As I was grading papers this afternoon, I found an artfully decorated love note on the back of an assignment.
I really really like you. You have pretty eyes. You have some hair and a nice family. I have a friend and her name is Ava.
My heart melted. What a beautiful expression of love. Years ago, in a whole other life, I worked as a paralegal in a law office. As I was clearing out some old files, I found a collection of also artfully decorated love letters. From prison.
I love you. I am still in prison. Thanks to you, you f@&#ing bitch. I need $20 for cigarettes. Come see me. And bring me $20. For cigarettes.
My heart melted. What a beautiful expression of love. Of cigarettes.
All this thinking about love notes made me yearn for one from my husband. Gregg is a man of very few words, especially written ones. I would be happy with, “Have a nice day. Love, Gregg.” As a matter of fact, I would be overflowing with love and excitement – giddy with desire, even – to read such a passionate nice day wishing.

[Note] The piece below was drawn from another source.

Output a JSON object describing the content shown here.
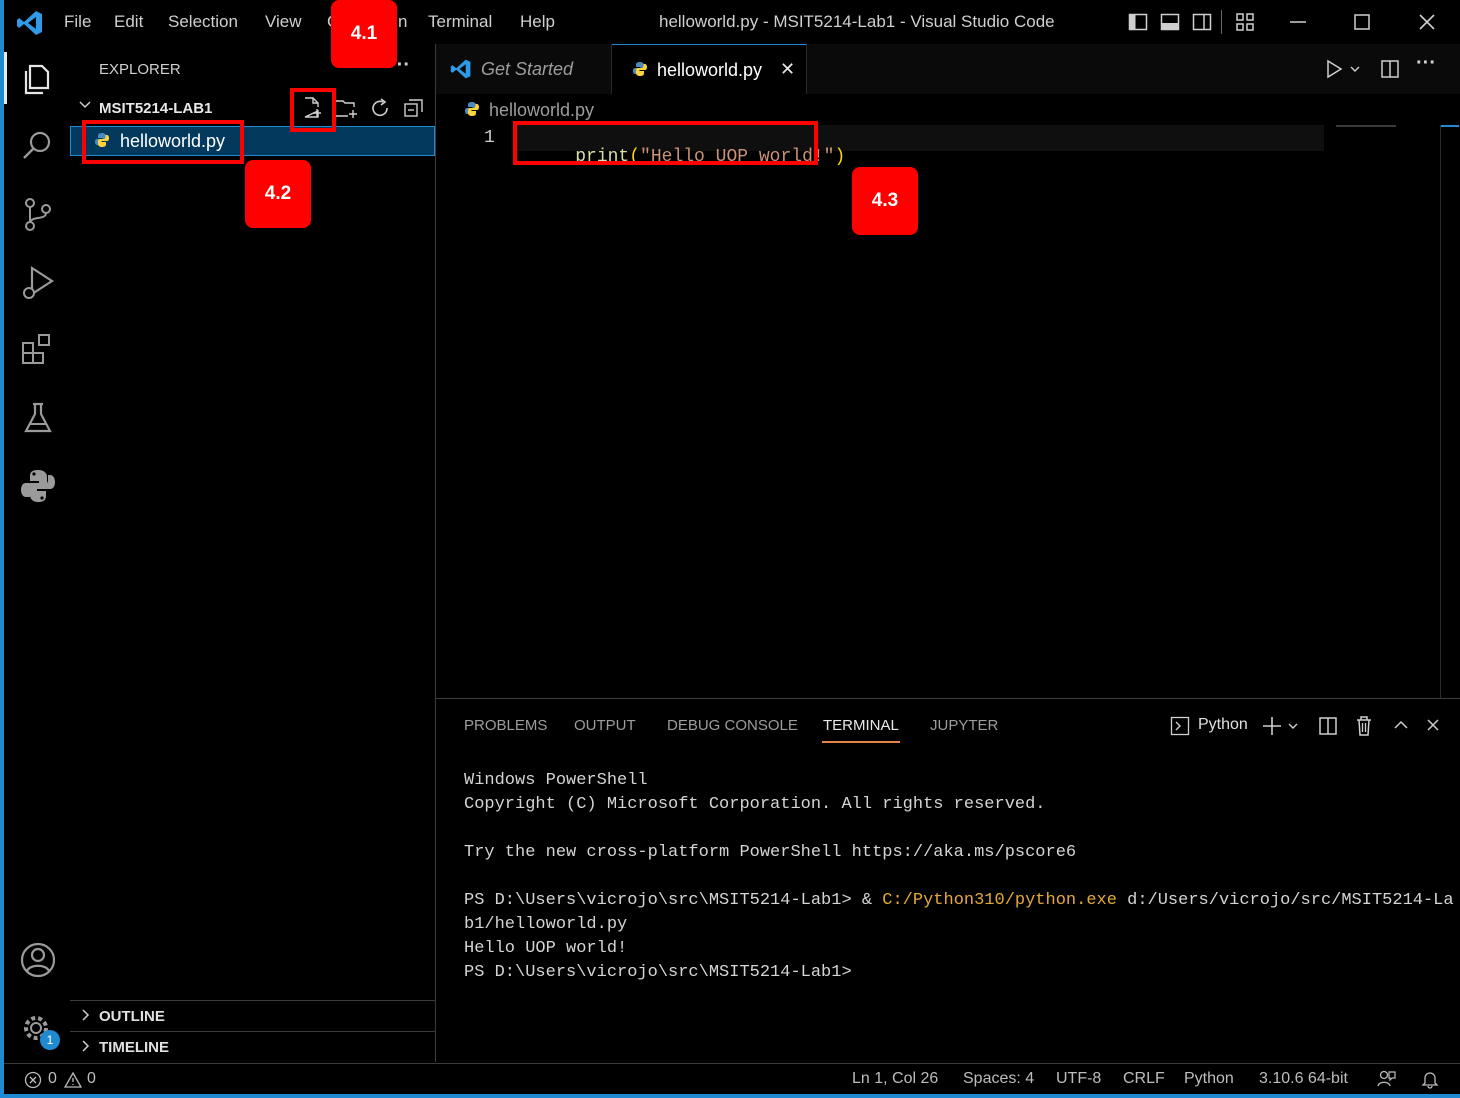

According to author Gary D. Chapman in his book ,The Five Love Languages, my love language is “Words of Affirmation”. I feel loved the most when it is expressed from another in spoken or written words. Clearly, I am married to the wrong guy for that job. I once asked Gregg to read Chapman’s book, but if there is one thing he hates more than writing and speaking words of affirmation, it’s reading about them.

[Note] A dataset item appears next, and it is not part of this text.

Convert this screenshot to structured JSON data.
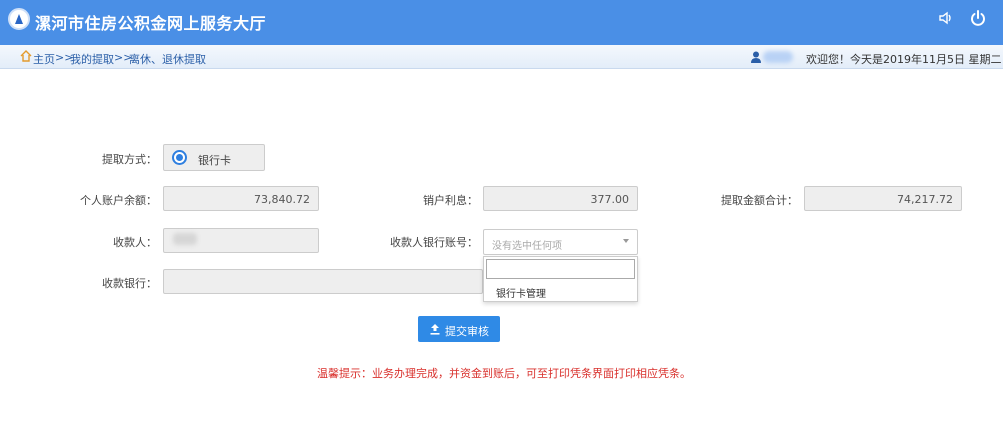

I will take my affirmation any way I can get it from The Quiet One. It is there, but his love language is like a rare Biblical scroll…sacred but difficult to translate. He sections half a grapefruit for me each and every morning. This means, “I want you to be healthy and live a long life with me.” He helps with the dinner dishes every night. This means, “I appreciate that you work all day and I will share the responsibilities to lighten the load.” He holds my hand while walking through a crowded parking lot. This means, “I want the world to know you are mine.” Or possibly, “You are about to be hit by a Dodge.” Either way.
I do have one note from him, one that I will cherish always. Before he said his vows to me on our wedding night, he wrote some notes on a slip of paper to help him remember them. I have that slip of paper. And when I need to be reminded how he feels about me, I take it out and read it. It is one of my most prized possessions.
Words that are well chosen and sincere, even if they are rare, are a precious gift. I think I will give Ava’s love note to her mother, to save for Ava when she is 17 and feels like the least beautiful girl in the world. It may just be the heartfelt words of a 6 year old boy that remind her otherwise.